● **TASK DIRECTIONS**: Every line of the material below in which "this" shows up is to be located and copied.

● **EXCERPTED DATA**:
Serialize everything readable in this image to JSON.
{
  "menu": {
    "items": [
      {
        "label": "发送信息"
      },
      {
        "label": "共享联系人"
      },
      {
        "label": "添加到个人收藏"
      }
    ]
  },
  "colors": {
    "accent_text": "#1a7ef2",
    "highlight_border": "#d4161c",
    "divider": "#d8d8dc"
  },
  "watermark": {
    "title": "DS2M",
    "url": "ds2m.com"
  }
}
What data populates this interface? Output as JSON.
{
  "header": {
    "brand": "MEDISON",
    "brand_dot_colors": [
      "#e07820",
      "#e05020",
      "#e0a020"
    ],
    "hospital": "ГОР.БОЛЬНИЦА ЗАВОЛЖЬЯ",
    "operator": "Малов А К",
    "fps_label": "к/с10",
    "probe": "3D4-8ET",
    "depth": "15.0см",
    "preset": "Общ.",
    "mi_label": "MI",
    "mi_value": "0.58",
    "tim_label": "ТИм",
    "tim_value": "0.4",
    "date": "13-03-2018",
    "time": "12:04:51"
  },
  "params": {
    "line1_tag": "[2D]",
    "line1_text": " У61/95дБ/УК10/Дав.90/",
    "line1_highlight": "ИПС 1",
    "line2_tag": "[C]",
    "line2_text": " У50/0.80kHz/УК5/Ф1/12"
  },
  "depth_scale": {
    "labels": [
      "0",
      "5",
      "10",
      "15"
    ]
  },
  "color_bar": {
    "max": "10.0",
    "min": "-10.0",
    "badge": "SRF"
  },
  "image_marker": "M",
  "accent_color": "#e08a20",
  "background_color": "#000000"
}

● **WRITTEN SOLUTION**:
Serialize everything readable in this image to JSON.
What data populates this interface? Output as JSON.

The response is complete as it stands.